All vocations are equal before God and so are all worthy of respect. God gives daily bread to all by means of the poor peasant hard at work in the fields, who can thus live out his faith by loving and serving his neighbors. But begging is anathema! And those who are poor because they have no work must find a vocation!
Thus, in Lutheran-influenced nations–especially the Scandinavian countries of Denmark, Sweden, Norway, and Finland, and also Germany (though Kahl says the German approach is also influenced by its large Catholic population)–the emphasis is on ensuring that the poor work.
These so-called “welfare states” have strong work requirements. These are bolstered by programs to actually help the poor find employment. (Germany also incorporates the principle of “subsidiarity” associated with Catholicism, meaning that institutions than the government also play a role. If a poor person’s extended family can help, they must do so, and the government will give the person in need no payments. I would say that this approach also rests on vocation, since family is also vocation.)
With the doctrine of the Two Kingdoms, the church takes care of people’s spiritual needs, while the state takes care of their temporal needs. Thus, the Lutheran churches turned over the task of dealing with the poor to the state, which developed systematic programs to alleviate poverty by ensuring that the poor have vocations.
The goal is for the poor person to no longer be poor!
And, indeed, the Lutheran countries have far less poverty than the Catholic or Reformed countries do.
To be sure, there are other factors at work in those outcomes. Scandinavian countries are more culturally–and religiously– homogeneous than the United States and Great Britain.
But it’s interesting that even in these ostensibly “secularist” nations, the religious influence is still operative.
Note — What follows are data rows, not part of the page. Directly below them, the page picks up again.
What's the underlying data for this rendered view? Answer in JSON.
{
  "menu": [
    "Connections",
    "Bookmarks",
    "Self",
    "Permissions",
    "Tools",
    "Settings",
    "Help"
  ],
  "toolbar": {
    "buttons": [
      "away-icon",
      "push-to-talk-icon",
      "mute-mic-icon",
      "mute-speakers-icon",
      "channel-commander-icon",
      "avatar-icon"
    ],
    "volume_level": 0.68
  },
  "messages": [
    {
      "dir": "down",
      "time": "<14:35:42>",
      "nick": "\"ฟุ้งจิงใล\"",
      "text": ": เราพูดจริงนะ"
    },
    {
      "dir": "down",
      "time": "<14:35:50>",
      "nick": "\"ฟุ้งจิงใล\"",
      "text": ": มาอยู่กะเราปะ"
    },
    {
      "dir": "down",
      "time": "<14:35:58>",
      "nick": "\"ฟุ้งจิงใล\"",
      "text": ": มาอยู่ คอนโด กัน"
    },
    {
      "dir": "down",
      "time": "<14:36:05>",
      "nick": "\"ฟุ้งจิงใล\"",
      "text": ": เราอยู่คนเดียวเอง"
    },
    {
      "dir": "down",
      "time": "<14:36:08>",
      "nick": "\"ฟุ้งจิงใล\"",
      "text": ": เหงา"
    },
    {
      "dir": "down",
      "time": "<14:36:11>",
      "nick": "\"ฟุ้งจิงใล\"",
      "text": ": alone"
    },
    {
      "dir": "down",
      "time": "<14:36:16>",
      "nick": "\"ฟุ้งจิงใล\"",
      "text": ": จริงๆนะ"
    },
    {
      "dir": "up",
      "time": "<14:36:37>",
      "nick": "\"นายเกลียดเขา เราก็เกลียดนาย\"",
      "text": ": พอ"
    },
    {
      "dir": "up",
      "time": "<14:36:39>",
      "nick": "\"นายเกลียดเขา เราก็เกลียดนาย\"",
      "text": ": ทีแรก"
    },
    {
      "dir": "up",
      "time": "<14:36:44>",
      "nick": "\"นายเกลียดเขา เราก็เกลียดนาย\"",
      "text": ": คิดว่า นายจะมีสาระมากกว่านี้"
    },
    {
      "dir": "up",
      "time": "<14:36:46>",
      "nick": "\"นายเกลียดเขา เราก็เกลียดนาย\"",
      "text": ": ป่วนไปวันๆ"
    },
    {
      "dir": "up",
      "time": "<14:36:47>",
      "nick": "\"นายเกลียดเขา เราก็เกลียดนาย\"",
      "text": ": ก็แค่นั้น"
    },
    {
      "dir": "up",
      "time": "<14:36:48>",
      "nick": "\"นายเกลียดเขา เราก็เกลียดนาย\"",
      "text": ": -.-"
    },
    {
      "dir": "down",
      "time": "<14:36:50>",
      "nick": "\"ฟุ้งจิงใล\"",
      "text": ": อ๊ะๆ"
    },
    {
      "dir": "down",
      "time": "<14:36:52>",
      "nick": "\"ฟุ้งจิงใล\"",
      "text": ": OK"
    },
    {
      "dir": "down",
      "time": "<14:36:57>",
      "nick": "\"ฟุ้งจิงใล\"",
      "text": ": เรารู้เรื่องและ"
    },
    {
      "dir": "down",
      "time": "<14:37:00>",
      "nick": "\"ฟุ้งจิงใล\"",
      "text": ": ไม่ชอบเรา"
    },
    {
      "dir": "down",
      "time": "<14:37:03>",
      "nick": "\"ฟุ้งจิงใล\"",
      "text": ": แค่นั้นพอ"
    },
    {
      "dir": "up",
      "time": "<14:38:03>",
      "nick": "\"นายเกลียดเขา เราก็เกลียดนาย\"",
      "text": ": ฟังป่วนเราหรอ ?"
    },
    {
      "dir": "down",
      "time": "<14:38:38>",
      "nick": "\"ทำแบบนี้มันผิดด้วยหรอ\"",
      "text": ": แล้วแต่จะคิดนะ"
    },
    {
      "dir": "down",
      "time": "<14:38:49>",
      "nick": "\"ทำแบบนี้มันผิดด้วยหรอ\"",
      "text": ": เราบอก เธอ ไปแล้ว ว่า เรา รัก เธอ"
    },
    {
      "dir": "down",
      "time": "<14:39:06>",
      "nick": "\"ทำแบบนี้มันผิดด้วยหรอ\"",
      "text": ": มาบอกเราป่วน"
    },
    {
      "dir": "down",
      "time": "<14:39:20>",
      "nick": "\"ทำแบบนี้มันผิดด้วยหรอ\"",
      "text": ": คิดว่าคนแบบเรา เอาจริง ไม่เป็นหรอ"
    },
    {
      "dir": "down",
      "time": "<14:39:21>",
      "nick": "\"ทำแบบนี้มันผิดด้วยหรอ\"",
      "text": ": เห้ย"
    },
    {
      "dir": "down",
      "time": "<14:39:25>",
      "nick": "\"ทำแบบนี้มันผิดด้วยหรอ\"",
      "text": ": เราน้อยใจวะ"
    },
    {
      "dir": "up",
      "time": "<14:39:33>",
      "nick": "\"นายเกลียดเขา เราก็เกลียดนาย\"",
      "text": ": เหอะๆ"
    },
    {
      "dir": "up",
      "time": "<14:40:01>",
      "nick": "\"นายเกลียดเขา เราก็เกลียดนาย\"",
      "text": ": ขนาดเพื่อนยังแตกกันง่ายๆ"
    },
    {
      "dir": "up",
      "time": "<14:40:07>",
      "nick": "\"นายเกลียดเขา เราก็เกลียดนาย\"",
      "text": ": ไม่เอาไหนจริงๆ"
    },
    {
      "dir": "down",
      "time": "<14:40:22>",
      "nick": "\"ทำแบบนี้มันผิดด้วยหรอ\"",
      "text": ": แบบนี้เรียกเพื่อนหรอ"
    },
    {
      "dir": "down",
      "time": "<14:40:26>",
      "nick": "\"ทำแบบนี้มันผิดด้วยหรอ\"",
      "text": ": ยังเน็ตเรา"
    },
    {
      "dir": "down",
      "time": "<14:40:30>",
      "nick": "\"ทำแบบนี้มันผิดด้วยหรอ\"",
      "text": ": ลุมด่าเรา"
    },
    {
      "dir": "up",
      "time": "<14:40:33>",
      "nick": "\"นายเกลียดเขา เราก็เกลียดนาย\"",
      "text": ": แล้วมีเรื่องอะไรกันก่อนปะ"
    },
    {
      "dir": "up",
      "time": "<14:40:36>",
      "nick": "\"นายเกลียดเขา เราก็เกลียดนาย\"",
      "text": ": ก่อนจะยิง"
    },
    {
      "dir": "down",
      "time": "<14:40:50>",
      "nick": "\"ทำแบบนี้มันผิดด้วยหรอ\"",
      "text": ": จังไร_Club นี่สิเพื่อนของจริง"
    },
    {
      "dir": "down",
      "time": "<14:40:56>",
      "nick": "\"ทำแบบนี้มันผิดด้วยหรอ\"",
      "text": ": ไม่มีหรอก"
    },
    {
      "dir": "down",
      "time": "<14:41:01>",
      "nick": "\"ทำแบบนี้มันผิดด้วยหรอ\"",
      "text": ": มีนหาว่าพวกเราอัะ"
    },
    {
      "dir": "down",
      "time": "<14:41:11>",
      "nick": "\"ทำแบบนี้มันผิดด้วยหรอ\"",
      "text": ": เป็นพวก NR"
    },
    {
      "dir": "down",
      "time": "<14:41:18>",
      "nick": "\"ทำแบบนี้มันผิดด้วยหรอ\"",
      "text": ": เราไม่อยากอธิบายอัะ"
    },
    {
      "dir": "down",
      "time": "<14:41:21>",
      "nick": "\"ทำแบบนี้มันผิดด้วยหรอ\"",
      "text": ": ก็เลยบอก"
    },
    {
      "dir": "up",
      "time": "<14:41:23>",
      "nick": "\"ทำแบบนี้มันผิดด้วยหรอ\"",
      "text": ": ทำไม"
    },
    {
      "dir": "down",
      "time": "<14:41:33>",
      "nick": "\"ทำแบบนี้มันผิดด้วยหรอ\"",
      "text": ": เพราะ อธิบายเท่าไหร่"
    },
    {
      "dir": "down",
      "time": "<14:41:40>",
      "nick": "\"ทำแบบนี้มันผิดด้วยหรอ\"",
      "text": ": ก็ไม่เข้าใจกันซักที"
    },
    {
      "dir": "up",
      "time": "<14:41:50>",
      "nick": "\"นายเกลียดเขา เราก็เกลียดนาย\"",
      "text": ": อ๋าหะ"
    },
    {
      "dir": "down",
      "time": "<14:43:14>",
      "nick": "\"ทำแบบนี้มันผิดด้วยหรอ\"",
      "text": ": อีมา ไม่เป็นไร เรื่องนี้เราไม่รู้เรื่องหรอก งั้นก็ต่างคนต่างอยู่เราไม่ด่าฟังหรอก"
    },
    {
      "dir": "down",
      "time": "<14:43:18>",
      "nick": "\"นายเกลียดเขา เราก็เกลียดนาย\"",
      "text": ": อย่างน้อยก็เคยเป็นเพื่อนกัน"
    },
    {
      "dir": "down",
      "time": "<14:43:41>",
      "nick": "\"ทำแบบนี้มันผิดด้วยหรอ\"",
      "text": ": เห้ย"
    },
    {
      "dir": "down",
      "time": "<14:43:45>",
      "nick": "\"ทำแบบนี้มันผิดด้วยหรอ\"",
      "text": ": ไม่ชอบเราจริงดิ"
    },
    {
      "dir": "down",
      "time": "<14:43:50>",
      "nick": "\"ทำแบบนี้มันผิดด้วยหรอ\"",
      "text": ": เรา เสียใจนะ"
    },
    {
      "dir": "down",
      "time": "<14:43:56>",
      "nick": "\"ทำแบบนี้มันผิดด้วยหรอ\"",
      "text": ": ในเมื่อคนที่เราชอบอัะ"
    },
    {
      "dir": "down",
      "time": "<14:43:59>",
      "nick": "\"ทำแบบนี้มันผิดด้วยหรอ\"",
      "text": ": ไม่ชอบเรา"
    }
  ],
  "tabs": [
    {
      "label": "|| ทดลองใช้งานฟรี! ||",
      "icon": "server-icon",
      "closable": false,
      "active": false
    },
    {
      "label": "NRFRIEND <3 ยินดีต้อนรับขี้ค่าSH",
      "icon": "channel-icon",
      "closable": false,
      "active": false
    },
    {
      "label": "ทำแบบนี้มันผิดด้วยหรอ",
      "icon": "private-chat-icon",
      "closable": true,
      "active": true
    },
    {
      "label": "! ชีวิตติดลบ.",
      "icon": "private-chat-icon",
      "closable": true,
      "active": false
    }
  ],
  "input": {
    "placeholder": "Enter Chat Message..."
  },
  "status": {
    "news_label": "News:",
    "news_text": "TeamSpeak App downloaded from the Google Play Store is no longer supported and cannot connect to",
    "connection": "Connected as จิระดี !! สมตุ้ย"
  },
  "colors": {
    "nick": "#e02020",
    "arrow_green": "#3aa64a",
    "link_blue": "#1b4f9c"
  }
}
And the Scandinavians know it, as Kahl makes clear:
When asked why work is so important in Swedish poverty policy, an interviewee in the Public Employment Service smiled and replied with a proverb: ‘‘We Swedes have Luther sitting on our shoulders’’ (p. 94).
Photo by Steve Depolo, Charity Box for the Poor, Basilica of St. Adelbert, Grand Rapids via Flickr, Creative Commons License